By Emmanouil Schizas, senior policy adviser, ACCA
Upon returning from annual leave, I was not overly surprised to find that the UK government was in a spot of trouble with its latest initiative in support of small and medium-sized enterprises (SMEs).
The initiative in question is named 'Project Merlin', although 'Loans for Bonuses' might be more appropriate. The deal is that banks will be allowed to set aside slightly more funds for their bonus pots or avoid further windfall taxes if they also commit to lend more to SMEs. This is of course mostly conjecture as no one is very happy to discuss what the banks are getting in return in this deal.
This isn't the first time since the Lehman collapse that small business lending targets have been discussed, or even imposed, in the UK. Invariably, previous attempts have failed (see here, here and here). It should come as no surprise then that Project Merlin has now stalled, although enough political capital has gone into it to animate it for a while.
Why the banks and the government will never strike a credible deal…
One problem with lending commitments is that neither side has a real incentive to honour their obligations. No government can fully commit to a soft(er) touch on banks, whether in words or deeds, unless the opposition and media also sign up to the deal; such a commitment would be political suicide. As the past three years have shown, governments will always reserve the options of windfall taxes, regulation and even nationalisation.
Meanwhile, no bank with shareholders to answer to can commit publicly to either lending on non-commercial terms, lending at a loss, or lending without regard to risk.
If you do hear of a deal to save Project Merlin, take the news with a pinch of salt – the wiggle room involved for both sides will be enormous.
… and why they shouldn't anyway.
But planning commitments aren't just unreliable, they are completed misguided. If bonuses really do encourage reckless risk-taking on a systemic level (and they have in some cases), extra lending to SMEs will not offset this; in fact, if the extra lending is performed on less than commercial terms it will make bonuses even riskier as banks' capital will be depleted.
More to the point, central planning doesn't magically become workable when the private sector jumps on board. Banks (whether individually or collectively) cannot guess the demand for loans in the current environment any better than the government or anyone else with an econometric software licence (evidence here); nor do they understand the strength (or otherwise) of the aggregate small business balance sheet.
Who is to say that £70bn (the amount supposedly pledged by banks for small business in the latest round of negotiations) is a sustainable amount to lend to UK small businesses at this moment? It is, after all, 31% more than the current amount of credit outstanding. Or is it, as one can't help but suspect, a figure plucked out of the air, like Homer Simpson's Tomacco valuation?
These are substantial risks and UK taxpayers – who own a good deal of the UK banking sector and of whom 60% work for SMEs – need to be very mindful of what is signed on their behalf; they will be exposed to SME default risk on both sides.
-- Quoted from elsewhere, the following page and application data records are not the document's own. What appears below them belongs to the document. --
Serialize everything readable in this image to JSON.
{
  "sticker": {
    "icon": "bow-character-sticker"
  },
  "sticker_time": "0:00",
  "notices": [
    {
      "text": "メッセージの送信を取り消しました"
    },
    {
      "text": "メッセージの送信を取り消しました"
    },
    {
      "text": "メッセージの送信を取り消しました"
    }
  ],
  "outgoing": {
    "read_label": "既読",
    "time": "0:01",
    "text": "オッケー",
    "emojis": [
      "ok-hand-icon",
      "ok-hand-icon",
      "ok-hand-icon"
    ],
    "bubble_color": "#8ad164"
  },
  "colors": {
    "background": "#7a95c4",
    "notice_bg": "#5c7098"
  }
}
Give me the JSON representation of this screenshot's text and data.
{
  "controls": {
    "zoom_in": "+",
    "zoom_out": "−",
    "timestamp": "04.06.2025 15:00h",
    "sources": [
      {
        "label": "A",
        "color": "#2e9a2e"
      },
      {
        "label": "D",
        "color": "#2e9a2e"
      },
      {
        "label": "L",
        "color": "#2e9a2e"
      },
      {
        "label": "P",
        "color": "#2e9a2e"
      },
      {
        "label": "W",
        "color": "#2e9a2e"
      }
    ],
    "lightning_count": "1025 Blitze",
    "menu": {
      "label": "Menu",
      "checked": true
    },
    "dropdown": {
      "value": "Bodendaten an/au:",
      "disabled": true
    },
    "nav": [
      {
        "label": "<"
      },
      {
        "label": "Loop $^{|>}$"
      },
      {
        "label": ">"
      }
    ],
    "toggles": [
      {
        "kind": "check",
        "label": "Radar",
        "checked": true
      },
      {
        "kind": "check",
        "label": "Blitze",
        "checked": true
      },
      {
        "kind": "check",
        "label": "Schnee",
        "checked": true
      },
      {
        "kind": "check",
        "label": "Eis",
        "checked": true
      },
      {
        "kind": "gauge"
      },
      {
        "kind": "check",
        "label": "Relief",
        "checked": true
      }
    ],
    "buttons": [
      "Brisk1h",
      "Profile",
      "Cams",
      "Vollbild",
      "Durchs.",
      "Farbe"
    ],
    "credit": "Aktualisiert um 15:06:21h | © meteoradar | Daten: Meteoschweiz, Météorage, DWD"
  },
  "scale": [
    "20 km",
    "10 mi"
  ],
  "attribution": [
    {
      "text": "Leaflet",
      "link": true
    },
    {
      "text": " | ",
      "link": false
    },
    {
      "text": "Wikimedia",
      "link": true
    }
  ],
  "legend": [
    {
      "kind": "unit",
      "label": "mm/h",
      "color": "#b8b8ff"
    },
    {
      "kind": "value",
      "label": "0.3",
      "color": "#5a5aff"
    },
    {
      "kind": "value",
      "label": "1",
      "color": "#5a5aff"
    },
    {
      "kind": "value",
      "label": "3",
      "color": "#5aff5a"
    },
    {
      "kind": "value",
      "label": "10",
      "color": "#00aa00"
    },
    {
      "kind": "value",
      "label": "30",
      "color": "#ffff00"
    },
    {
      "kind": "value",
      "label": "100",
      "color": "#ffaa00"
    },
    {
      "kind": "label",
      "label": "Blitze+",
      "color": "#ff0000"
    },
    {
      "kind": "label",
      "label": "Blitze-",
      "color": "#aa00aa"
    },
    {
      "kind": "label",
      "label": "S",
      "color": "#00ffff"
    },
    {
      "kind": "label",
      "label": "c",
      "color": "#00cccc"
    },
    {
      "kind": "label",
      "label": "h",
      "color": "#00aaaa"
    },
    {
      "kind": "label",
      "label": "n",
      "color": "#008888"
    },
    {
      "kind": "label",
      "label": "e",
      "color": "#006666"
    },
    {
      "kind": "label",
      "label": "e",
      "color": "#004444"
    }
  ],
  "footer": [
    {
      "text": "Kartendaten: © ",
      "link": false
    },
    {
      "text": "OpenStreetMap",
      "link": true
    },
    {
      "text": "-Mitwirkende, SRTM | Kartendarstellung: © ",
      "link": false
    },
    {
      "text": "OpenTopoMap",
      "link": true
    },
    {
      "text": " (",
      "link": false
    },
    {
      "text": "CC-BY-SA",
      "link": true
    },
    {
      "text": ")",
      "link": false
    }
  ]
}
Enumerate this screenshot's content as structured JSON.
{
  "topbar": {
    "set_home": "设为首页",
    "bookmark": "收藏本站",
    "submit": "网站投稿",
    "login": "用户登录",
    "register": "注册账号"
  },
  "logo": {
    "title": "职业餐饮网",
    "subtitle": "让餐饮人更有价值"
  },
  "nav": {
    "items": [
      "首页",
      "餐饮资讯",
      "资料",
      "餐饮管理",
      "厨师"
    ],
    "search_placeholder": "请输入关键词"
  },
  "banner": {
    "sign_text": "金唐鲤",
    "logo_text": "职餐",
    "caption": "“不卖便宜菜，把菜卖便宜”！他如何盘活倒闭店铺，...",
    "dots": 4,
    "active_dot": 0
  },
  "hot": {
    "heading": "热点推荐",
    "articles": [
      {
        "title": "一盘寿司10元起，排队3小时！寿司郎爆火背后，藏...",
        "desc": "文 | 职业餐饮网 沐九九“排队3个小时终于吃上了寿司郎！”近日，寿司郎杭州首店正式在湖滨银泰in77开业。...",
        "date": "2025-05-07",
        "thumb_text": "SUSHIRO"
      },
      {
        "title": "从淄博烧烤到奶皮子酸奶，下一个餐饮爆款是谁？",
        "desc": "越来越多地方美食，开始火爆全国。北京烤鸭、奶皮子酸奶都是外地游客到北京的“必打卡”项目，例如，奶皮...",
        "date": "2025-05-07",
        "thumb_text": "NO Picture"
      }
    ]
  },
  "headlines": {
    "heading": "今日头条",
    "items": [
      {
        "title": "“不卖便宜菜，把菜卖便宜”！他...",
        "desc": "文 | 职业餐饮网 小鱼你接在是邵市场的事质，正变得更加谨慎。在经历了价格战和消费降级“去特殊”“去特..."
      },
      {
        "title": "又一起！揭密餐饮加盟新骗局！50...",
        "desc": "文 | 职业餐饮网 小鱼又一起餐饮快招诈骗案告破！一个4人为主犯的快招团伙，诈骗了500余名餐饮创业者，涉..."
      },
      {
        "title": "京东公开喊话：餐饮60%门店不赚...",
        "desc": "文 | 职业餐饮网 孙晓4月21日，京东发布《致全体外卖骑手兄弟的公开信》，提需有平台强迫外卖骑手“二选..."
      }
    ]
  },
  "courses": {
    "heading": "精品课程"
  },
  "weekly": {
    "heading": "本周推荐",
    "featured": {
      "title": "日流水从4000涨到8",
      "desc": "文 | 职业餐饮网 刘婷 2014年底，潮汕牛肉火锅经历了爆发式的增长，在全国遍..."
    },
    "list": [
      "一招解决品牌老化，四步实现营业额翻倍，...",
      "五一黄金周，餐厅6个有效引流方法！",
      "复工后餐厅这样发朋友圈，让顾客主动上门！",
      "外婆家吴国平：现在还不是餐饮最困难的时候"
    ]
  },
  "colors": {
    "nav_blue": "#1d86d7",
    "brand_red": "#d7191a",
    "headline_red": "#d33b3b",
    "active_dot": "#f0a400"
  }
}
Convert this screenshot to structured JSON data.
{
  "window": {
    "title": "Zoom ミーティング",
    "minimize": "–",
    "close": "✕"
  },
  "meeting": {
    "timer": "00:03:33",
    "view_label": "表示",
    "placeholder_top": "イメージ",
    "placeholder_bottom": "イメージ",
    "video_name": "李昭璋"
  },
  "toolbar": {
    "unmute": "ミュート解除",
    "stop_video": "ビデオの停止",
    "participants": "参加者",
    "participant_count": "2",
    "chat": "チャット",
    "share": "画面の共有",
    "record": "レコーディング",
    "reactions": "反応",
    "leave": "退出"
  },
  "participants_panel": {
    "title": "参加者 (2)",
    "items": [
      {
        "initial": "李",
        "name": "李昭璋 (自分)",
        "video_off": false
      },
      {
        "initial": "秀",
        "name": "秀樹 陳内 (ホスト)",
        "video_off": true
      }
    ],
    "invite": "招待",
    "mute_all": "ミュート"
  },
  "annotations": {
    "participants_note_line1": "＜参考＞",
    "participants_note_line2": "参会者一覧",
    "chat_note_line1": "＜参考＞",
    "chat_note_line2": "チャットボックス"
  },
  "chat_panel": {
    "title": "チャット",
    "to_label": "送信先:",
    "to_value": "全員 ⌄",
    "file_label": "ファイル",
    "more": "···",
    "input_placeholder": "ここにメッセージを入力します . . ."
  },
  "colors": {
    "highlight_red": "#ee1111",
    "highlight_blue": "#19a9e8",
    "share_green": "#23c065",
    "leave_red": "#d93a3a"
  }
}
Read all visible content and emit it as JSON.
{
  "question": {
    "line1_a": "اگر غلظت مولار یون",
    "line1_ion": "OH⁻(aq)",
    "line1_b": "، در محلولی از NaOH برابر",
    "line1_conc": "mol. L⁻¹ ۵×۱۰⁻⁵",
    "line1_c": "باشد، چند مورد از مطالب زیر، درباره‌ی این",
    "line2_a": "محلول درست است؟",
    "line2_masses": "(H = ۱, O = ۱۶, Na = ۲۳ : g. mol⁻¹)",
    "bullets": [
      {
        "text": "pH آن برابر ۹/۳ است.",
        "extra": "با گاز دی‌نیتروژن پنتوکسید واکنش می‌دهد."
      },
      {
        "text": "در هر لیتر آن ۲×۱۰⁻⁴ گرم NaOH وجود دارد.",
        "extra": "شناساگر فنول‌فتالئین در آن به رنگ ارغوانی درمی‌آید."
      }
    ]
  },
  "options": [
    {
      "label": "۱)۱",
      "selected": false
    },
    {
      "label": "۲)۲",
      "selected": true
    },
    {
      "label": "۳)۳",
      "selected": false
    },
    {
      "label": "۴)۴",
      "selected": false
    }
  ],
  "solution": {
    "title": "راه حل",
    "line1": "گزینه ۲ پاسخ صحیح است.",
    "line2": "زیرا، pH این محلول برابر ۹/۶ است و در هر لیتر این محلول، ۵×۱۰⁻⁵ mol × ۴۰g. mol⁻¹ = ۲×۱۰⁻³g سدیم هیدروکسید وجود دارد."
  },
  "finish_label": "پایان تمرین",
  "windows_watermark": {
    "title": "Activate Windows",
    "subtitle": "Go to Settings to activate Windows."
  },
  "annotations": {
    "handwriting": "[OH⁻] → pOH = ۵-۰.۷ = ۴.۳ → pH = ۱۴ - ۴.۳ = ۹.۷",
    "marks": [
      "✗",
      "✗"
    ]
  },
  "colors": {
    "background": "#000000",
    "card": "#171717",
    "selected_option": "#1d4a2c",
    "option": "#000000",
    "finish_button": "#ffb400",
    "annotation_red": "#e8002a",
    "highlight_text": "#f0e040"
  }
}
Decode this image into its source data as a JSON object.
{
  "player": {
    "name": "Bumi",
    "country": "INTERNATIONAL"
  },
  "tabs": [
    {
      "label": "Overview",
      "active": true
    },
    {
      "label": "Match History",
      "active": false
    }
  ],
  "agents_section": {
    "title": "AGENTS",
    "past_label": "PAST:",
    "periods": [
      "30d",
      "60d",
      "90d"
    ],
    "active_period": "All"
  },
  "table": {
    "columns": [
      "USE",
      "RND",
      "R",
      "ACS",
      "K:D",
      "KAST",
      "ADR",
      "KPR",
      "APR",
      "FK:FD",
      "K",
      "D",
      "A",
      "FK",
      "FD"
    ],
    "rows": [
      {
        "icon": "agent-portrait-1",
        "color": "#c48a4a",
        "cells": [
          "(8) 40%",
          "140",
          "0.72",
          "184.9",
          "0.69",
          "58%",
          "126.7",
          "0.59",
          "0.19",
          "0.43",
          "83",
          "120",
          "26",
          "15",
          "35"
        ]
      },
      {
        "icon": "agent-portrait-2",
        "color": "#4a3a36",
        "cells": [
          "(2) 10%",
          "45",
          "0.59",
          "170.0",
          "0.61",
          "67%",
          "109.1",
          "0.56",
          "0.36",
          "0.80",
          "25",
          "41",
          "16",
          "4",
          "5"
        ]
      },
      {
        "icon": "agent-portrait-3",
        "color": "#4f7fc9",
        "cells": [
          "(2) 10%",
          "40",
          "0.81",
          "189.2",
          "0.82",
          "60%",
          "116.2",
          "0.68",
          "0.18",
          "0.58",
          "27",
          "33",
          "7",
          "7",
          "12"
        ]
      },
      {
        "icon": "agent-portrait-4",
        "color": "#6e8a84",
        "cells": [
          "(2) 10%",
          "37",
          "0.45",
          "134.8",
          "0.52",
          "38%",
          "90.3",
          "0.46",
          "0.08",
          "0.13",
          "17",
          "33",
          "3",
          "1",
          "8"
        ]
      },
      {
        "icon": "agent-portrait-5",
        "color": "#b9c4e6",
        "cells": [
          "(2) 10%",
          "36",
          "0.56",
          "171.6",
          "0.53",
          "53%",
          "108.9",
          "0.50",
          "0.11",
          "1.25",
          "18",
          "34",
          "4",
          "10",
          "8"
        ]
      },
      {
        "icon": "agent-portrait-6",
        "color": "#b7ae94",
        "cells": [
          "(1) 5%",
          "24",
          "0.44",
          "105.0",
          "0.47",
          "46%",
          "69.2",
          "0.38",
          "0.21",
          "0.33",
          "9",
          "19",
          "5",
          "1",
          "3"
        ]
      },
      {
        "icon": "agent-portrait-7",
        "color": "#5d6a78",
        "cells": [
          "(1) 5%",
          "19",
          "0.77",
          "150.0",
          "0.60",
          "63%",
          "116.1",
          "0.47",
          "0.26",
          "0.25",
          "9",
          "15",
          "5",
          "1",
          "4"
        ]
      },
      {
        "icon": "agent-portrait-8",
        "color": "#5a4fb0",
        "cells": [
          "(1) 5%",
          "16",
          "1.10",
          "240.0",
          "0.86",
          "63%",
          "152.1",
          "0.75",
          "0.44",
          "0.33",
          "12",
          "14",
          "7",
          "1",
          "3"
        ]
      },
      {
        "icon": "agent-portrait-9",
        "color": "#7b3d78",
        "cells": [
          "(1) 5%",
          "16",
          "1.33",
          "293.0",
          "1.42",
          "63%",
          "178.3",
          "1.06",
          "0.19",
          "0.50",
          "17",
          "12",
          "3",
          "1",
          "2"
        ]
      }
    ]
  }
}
To their credit, the technically-minded people in both banking and the government admit that they don't have a proper birds'-eye view of the SME sector's finances, which is why the banks are about to spend millions per year on the biggest-ever series of regular surveys on SMEs' access to finance (a Banking Taskforce recommendation) in order to find out more. ACCA is represented at the meetings of the technical group working on the study's specifications and we understand it will be some time before this produces any actionable information.
Now suppose the plan goes ahead and SMEs fail to develop an appetite for the credit bonanza bestowed on them. Maybe they're afraid of a double-dip, they want to be debt-free, or they no longer trust banks. Perhaps banks will then be forced to honour their obligations by lending to anyone so desperate for cash right now that they don't care whether they'll be able to pay it back. Is this a real risk? Yes it is.
As our joint research with the Confederation of British Industry (CBI) found last year, the chances of an SME with poor cash flow applying for short-term credit are roughly twice those of an SME with strong cash flow.
More realistically, banks will return to business as usual but try to increase lending where it is easiest and safest to do so. We know from our international research with Forbes that lenders hate it when their loans are used to finance SMEs' customers (essentially they avoid borrowers with poor cashflow, a finding confirmed by the CBI research) and international research shows that they are increasingly cautious of unsecured lending. So this extra lending will go to the largest and safest businesses, and particularly those with very reliable customers, such as the government.
Arguably, these are the businesses that least need the government's help.